And in the film, we get the most beloved villain in the Marvel Cinematic Universe:  Loki.  That's probably because the film is just as much Loki's origin story as it is Thor's, as we see Loki come to terms with his frost giant parentage, and we see that his entire evil plot wasn't to take the throne of Asgaard, but instead, just finally gain his father's approval, as he's always been in the shadow of his older brother Thor.  This is the only Marvel film that really took the time to develop it's villain, and the fact that he came back for more in Avengers solidified him as a force to be reckoned with. 

In the mystical realm of Asgaard, Thor is about to be crowned king, and assume the throne from his father Odin.  But, during the ceremony, a couple of frost giants break into the treasure room, and are easily dispatched.  Thor sees this as an affront to the throne, but Odin wants to just let it go.  Seeing Thor's reaction and desire for war, Odin decides not to renounce the throne just yet.  But still, Thor wants vengeance.  He, Loki, and their closest friends head to the realm of the frost giants, bust some heads, and Odin shows up to calm things down before it becomes all-out war.  Disgusted by his son's actions, Odin strips Thor of his powers and banishes him to Earth. 

On Earth, Thor falls into the care of Jane Foster, an astrophysicist who's been studying the possible opening of wormholes.  Foster's been doing her study with her mentor, Dr. Erik Selvig, and her grad student Darcy.  Of course, the wormhole is the Bifrost, the fabled rainbow bridge to Asgaard, so they start thinking that there may be something to Thor's ramblings about being the Thor.  And of course, while on Earth, Thor beings to learn humility and compassion, thus earning his way back to his powers.

And of course, the Marvel Cinematic Universe is a thing, so on the outskirts of town has crash-landed Mjolnir, Thor's hammer, which only the worthy can wield.  SHIELD shows up to cordon of the site, and it's our favourite agent, Agent Coulson, who's in charge of the situation.  We also get a gratuitous cameo from Hawkeye, who's one of the agents on site.  That's another thing.  Apparently, Hawkeye's cameo caused a lot of headaches for Branagh, because when they started filming, the Marvel bosses hadn't cast Hawkeye yet.  So Branagh was agonizing over Hawkeye's scenes.  So finally Branagh decided to just film everything where the actor's face was obscured, and figured they could film the close-ups during reshoots, reasoning that by then, Marvel would have hired someone.  And they did. 

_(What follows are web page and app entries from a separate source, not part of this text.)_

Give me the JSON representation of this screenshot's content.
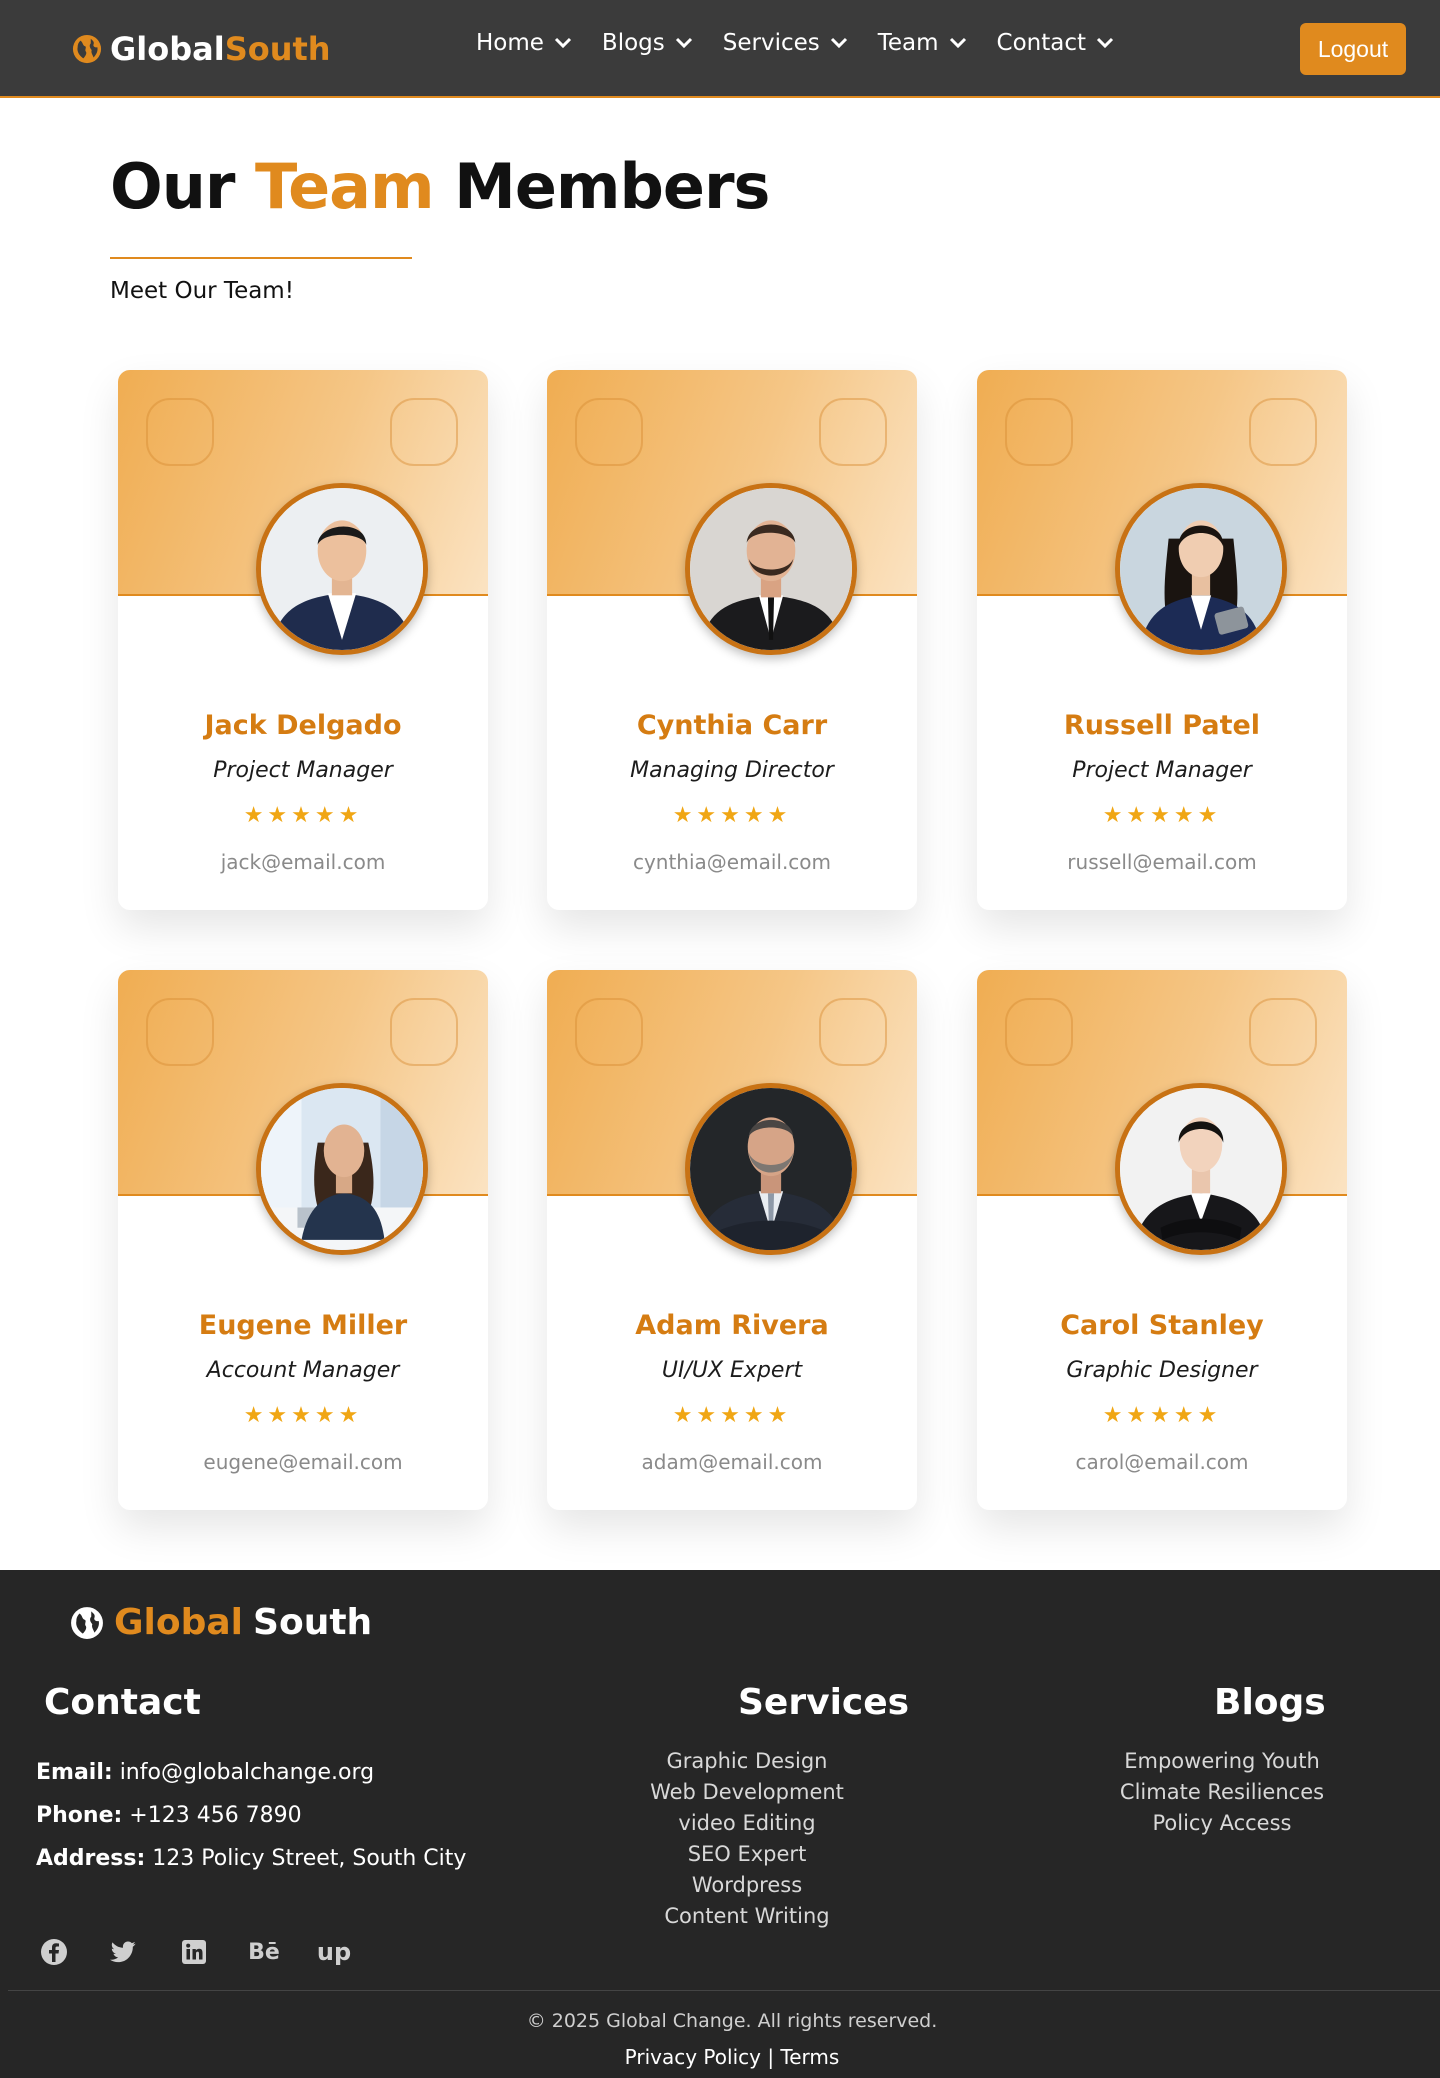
{
  "brand": {
    "part1": "Global",
    "part2": "South"
  },
  "nav": {
    "items": [
      {
        "label": "Home"
      },
      {
        "label": "Blogs"
      },
      {
        "label": "Services"
      },
      {
        "label": "Team"
      },
      {
        "label": "Contact"
      }
    ],
    "logout_label": "Logout"
  },
  "hero": {
    "title_part1": "Our",
    "title_accent": "Team",
    "title_part2": "Members",
    "subtitle": "Meet Our Team!"
  },
  "team": [
    {
      "name": "Jack Delgado",
      "role": "Project Manager",
      "rating": "★★★★★",
      "email": "jack@email.com",
      "photo": "man-asian-navy-suit"
    },
    {
      "name": "Cynthia Carr",
      "role": "Managing Director",
      "rating": "★★★★★",
      "email": "cynthia@email.com",
      "photo": "man-beard-black-suit"
    },
    {
      "name": "Russell Patel",
      "role": "Project Manager",
      "rating": "★★★★★",
      "email": "russell@email.com",
      "photo": "woman-navy-suit-tablet"
    },
    {
      "name": "Eugene Miller",
      "role": "Account Manager",
      "rating": "★★★★★",
      "email": "eugene@email.com",
      "photo": "woman-laptop-office"
    },
    {
      "name": "Adam Rivera",
      "role": "UI/UX Expert",
      "rating": "★★★★★",
      "email": "adam@email.com",
      "photo": "man-grey-beard-suit"
    },
    {
      "name": "Carol Stanley",
      "role": "Graphic Designer",
      "rating": "★★★★★",
      "email": "carol@email.com",
      "photo": "woman-black-suit-arms-crossed"
    }
  ],
  "footer": {
    "brand_part1": "Global",
    "brand_part2": "South",
    "contact_heading": "Contact",
    "email_label": "Email:",
    "email_value": "info@globalchange.org",
    "phone_label": "Phone:",
    "phone_value": "+123 456 7890",
    "address_label": "Address:",
    "address_value": "123 Policy Street, South City",
    "services_heading": "Services",
    "services": [
      "Graphic Design",
      "Web Development",
      "video Editing",
      "SEO Expert",
      "Wordpress",
      "Content Writing"
    ],
    "blogs_heading": "Blogs",
    "blogs": [
      "Empowering Youth",
      "Climate Resiliences",
      "Policy Access"
    ],
    "socials": [
      "facebook-icon",
      "twitter-icon",
      "linkedin-icon",
      "behance-icon",
      "upwork-icon"
    ],
    "behance_text": "Bē",
    "upwork_text": "up",
    "copyright": "© 2025 Global Change. All rights reserved.",
    "privacy_label": "Privacy Policy",
    "separator": " | ",
    "terms_label": "Terms"
  },
  "colors": {
    "accent": "#e08a1e",
    "nav_bg": "#3b3b3b",
    "footer_bg": "#262626",
    "star": "#f0a614"
  }
}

But in the end, Thor is just fun.  It's not Marvel's best, and is pretty formulaic as superhero films go, but it's pretty pleasing.  It's a comfort food of a film. 

Oh, and Natalie Portman is at her peak adorableness as Jane Foster. 

No comments: